Heading south towards the Dingle Peninsula, you’ll find Blennerville Windmill and Visitor Centre, Ireland’s largest working, flour-grinding windmill, with the added attraction of a fully-functioning modal railway and an exhibition on the Jeanie Johnston. The bay at Blennerville, and as far out as Cockleshell Beach, is ideal for Bird Watching. Perch yourself on the edge of Tralee bay as the tide is out and admire the local population of sandpipers, egrets and herons. After a spot of twitching, stroll back into town along the scenic Lee Canal, just in time for a delicious dinner, skilfully prepared and locally produced in one of many local restaurants.


 If you want to get even closer to nature, visit Tralee’s wonderful Wetlands Centre, a marshy sanctuary reclaimed from the briny waters where the Lee meets the Atlantic.  It is a must for budding ecologists or anyone who just wants to connect with the environment. Take a guided boat-trip that meanders gracefully through reeds and rushes, observing birds in their natural habitat. Afterwards, hire a pedal boat for a jaunt around the lake or go water zorbing or try out the 30 foot rock climbing experience! All activities are suitable for children, teens and adults.


Further north, you will find Fenit, a pretty fishing village just 10km from Tralee. Its sheltered cove means it is a haven for everyone from open-water swimming enthusiasts and to toddlers. After a refreshing dip, order a pot of steaming muscles while the kids get stuck into the playground full of ocean-themed rides, then amble down the pier to check out the colourful display of boats in the marina. The Tralee to Fenit Greenway is set to open in 2021, yet another good reason to visit this lovely village.

If architecture and history is your thing, Tralee will not disappoint, a historic market town steeped in stories. There are so many wonderful nuggets to explore and all accessible on the Tralee App Self-Guided Tours, like the burial site of a mythical Egyptian queen at Scotia’s Grave, Denny Street’s Georgian architecture or the Rose of Tralee historic tour.

For a leisurely afternoon, take a stroll through the magnificent Tralee Town Park. The largest urban town park outside of Dublin, the park is famous for its captivating Rose Garden and and the award-winning Garden of The Senses. The kids will have fun dashing around from flower to flower trying to identify as many smells as possible. Obviously, no trip to a park would be complete without a ride on the swings. This playground features a zip-wire, climbing frame, slides, swinging basket and toddler area, plus benches for the adults to chat while the kids let off some steam.
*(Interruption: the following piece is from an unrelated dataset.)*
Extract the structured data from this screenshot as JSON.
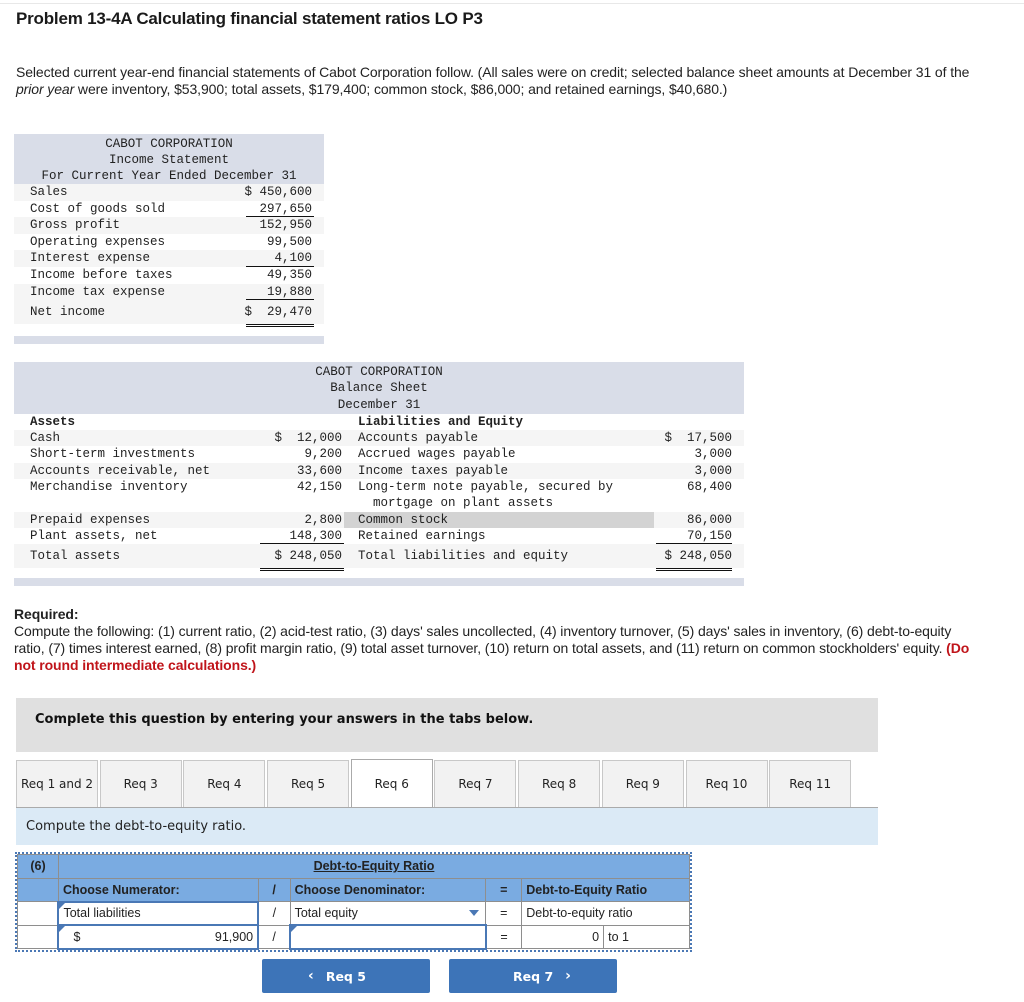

If the weather isn’t suitable for outside pursuits, do not worry, there is still plenty to occupy the kids. Bowling Buddies and The Playdium, both in Tralee town, provide indoor adventure areas offering lots of fun and excitement. Crag Cave in Castleisland, an ancient fossil cave thought to over 1 million years old, and also houses Crazy Cave, an extensive indoor play arena for kids. 

Your hiking boots will see plenty of action too. Tralee is basecamp to the incredible Kerry Camino stretching the length of the Dingle Way from Tralee to Dingle. For something more adventurous why not take on Ireland’s tallest mountains along Carrauntoohil and the MacGillycuddy's Reeks.  There are also gorgeous woodland walks, including Ballyseedy and Glanageenty Woods. The latter covers an area either side of a steep, scenic valley divided by the Glangeenty river. Nestled among its forest and wildlife are seating areas, good for catching breath and enjoying picnics.


For those who prefer a more leisurely pace, The Irish Heart Foundation has developed a series of Slí na Sláinte walking routes around the country, especially designed for people of all abilities. You will recognise the routes by their blue and yellow signs posts. Tralee has one of the longest routes in the country measuring at just under 10km. The walk starts in the town centre at the gates of St. John’s Church. It is marked as moderate in terms of exertion and is a great way to discover Tralee.